Some time later, in about 1152 or 1153, Prince John appeared at a Thing where he was killed by an enraged peasantry. He cannot have been much more than 20 years of age when he met his violent end. The incident might have been caused by his recent transgressions. As a result of the killing, a conflict arose between Sverker and his people. Sweyn III took advantage of the turmoil and intervened in the southern province Småland in 1153–54. The war was not a success, however.[12]

Legacy[edit]

According to Snorri Sturluson's Skáldatal, John was one of the patrons of the Icelandic skald Halldórr skvaldri.[13] His full brother Karl Sverkersson became king in 1161 as Charles VII of Sweden. After Charles' violent death in 1167 at the hand of Canute I, John's young sons Kol and Burislev headed the party of the House of Sverker for a while but were slain by Canute I by 1172/73. Their brother Ubbe the Strong might be the same person as Ulf Jarl who flourished in the 1160s.[14]
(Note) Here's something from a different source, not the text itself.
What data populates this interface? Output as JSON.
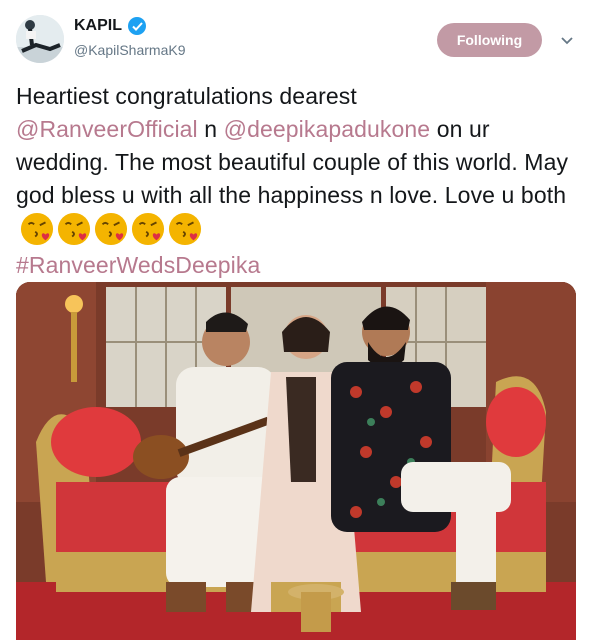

References[edit]

  1. ^ Saxo Grammaticus, Danmarks krønike, http://heimskringla.no/wiki/Svend,_Knud_og_Valdemar
  2. ^ Nils Ahnlund, "Till frågan om den äldsta Erikskulten i Sverige", Historisk tidskrift 68 (1948), pp. 317-8.
  3. ^ Hans Gillingstam, Svenskt biografiskt lexikon, s.v. Jon jarl, http://www.nad.riksarkivet.se/sbl/Presentation.aspx?id=12185.
  4. ^ Adolf Schück, 'Från Viby till Bjälbo, studier i Sveriges historia under 1100-talets senare hälft', Fornvännen (1951), p. 199.
  5. ^ Lars O. Lagerqvist and Nils Åberg, Litet lexikon över Sveriges regenter ISBN 91-87064-43-X pp. 13 and 51.
  6. ^ Wilhelm Karl von Isenburg, Stammtafeln zur Geschichte der Europäischen Staaten II (Marburg: 1965), table 77.
  7. ^ Magnus Borænius, Klostret i Vreta i Östergötland (1724, repr. 2003), p. 31.
  8. ^ Hans Gillingstam, Svenskt biografiskt lexikon, s.v. Jon jarl, http://www.nad.riksarkivet.se/sbl/Presentation.aspx?id=12185.
  9. ^ Saxo Grammaticus, Danmarks krønike, http://heimskringla.no/wiki/Svend,_Knud_og_Valdemar
  10. ^ Saxo Grammaticus, Danmarks krønike, http://heimskringla.no/wiki/Svend,_Knud_og_Valdemar
  11. ^ Philip LIne, Kingship and state formation in Sweden 1130-1290. Leiden: Brill (2007), p. 88.
  12. ^ Saxo Grammaticus, Danmarks krønike, http://heimskringla.no/wiki/Svend,_Knud_og_Valdemar
  13. ^ Snorri Sturluson, Edda Snorra Sturlusonar: Edda Snorronis Sturlaei, ed. by Jón Sigurðsson et al. 3 vols (Copenhagen: Legatum Arnamagnaeanum, 1848-87; rprt. Osnabrück: Zeller, 1966), III, 252, 254-5, 258, 260, 262-3, 267, 272, 276-7, 283; cf. III, 367-70, cited at http://abdn.ac.uk/skaldic/db.php?table=text&id=1272&if=default.
  14. ^ Philip LIne, Kingship and state formation in Sweden 1130-1290. Leiden: Brill (2007), p. 493.